§ Description of the task
Report how many lines of the data contain the string "What". Add nothing.

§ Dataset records
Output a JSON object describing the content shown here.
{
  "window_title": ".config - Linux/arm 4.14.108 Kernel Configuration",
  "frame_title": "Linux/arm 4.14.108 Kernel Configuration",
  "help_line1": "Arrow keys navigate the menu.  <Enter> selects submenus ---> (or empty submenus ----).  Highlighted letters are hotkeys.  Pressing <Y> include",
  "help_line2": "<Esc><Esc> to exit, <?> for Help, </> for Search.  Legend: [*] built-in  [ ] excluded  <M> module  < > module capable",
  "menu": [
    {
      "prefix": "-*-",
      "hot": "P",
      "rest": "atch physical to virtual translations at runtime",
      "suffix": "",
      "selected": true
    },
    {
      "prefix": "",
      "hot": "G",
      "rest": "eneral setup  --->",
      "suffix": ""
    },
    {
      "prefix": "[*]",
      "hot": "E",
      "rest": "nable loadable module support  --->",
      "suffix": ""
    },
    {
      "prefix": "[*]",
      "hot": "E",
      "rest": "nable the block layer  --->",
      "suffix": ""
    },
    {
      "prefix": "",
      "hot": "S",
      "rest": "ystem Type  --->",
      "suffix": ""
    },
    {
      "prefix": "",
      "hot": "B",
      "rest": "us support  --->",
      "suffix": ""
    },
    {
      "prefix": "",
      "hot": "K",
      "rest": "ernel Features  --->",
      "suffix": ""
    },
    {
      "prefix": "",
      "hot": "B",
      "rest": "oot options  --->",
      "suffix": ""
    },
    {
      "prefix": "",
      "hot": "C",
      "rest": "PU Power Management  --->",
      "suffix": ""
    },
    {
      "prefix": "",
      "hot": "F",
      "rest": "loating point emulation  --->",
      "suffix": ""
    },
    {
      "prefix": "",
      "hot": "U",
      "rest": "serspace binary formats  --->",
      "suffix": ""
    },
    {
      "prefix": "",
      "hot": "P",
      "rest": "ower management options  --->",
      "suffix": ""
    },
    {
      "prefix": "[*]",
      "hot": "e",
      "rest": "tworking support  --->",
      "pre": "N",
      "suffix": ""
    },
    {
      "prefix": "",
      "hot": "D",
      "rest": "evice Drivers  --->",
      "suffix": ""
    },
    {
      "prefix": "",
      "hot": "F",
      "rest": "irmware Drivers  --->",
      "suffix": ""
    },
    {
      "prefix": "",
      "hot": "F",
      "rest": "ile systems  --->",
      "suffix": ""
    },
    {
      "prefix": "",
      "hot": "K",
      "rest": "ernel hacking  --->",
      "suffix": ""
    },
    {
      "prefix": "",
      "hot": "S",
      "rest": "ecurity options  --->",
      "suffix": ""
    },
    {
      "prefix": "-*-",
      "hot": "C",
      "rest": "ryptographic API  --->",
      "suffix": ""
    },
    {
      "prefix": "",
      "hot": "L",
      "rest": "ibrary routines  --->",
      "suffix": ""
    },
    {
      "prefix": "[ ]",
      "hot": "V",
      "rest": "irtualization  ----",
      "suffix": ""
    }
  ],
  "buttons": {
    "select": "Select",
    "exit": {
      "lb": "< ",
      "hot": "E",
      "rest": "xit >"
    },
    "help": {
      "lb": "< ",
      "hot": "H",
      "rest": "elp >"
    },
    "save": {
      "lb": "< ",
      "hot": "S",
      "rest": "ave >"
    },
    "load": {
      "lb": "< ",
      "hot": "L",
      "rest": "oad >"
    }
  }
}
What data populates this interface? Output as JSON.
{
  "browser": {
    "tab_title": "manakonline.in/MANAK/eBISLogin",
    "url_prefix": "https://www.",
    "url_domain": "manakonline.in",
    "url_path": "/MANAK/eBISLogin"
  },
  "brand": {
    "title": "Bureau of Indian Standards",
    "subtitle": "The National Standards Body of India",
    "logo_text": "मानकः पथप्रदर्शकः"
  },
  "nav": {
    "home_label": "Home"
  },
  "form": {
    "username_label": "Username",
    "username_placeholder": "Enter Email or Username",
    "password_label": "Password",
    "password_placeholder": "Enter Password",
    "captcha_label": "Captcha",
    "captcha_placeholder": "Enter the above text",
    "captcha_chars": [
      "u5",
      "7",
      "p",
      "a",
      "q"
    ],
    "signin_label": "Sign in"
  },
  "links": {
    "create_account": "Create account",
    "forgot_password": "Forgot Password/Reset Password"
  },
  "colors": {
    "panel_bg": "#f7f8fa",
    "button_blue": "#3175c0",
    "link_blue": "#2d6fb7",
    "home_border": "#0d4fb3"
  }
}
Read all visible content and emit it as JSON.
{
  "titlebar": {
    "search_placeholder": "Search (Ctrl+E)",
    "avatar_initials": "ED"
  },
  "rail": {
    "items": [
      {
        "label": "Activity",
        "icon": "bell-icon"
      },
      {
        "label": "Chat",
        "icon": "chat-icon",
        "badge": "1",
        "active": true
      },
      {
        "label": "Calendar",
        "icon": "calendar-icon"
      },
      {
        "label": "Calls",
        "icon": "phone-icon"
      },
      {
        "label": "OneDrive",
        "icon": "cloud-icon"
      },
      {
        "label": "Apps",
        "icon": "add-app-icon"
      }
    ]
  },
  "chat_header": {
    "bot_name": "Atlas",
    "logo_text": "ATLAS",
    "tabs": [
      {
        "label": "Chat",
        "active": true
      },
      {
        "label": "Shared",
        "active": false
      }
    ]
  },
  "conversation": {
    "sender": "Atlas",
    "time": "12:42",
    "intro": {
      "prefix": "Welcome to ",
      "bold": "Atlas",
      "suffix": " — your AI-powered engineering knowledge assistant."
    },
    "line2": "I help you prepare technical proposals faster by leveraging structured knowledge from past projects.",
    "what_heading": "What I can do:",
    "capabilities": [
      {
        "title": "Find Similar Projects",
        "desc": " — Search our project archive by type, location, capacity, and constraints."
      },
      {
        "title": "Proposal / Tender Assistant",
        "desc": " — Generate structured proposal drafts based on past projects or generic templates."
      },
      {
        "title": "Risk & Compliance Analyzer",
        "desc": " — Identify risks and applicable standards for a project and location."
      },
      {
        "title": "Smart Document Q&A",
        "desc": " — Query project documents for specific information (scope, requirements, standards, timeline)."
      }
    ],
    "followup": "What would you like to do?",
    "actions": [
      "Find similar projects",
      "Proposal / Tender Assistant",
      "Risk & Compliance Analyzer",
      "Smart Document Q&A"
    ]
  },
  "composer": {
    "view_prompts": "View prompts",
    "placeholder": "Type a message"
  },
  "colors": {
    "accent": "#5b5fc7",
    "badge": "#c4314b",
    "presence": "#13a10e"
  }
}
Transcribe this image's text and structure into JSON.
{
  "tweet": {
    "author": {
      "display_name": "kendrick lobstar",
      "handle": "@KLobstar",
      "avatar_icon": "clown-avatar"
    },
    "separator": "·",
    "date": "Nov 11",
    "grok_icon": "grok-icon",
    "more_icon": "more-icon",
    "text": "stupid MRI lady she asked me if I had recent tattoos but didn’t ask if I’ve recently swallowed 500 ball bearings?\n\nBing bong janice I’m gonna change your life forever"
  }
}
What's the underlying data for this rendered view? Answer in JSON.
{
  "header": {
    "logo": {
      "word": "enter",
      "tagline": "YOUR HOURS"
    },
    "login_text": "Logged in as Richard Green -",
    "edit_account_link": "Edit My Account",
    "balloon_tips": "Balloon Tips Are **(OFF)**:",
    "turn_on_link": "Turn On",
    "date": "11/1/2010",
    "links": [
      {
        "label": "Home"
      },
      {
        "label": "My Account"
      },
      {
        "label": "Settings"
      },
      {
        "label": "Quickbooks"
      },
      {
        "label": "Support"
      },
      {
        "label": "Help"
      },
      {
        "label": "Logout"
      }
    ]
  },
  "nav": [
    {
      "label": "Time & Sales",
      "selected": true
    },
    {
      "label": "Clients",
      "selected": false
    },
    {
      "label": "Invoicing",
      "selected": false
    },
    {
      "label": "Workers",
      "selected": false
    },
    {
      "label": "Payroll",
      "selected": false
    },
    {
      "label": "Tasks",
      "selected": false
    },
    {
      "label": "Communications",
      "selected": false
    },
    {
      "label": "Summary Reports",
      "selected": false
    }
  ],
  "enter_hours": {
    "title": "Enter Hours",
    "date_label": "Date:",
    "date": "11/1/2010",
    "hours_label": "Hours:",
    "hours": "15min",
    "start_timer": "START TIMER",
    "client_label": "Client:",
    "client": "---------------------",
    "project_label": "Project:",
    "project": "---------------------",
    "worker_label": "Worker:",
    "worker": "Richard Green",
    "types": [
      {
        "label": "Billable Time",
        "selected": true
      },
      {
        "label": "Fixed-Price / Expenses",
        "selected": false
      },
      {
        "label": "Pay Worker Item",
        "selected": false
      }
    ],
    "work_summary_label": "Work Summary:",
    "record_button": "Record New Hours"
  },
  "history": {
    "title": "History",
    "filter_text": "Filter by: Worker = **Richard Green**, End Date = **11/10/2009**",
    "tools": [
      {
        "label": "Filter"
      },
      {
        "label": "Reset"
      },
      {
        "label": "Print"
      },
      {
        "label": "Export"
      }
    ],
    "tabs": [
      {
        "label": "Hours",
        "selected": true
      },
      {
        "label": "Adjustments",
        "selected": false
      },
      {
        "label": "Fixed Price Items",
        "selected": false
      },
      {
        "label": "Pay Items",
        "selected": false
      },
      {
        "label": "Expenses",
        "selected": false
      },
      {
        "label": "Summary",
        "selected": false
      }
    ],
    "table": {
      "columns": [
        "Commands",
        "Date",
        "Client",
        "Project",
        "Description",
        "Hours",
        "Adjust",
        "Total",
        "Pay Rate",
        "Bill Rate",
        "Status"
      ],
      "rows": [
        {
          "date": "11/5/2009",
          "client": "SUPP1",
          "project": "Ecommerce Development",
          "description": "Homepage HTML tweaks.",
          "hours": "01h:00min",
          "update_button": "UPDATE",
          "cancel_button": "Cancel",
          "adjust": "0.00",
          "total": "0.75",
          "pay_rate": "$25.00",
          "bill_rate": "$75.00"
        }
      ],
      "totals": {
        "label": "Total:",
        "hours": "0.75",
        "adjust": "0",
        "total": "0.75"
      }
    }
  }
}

§ Solution below
4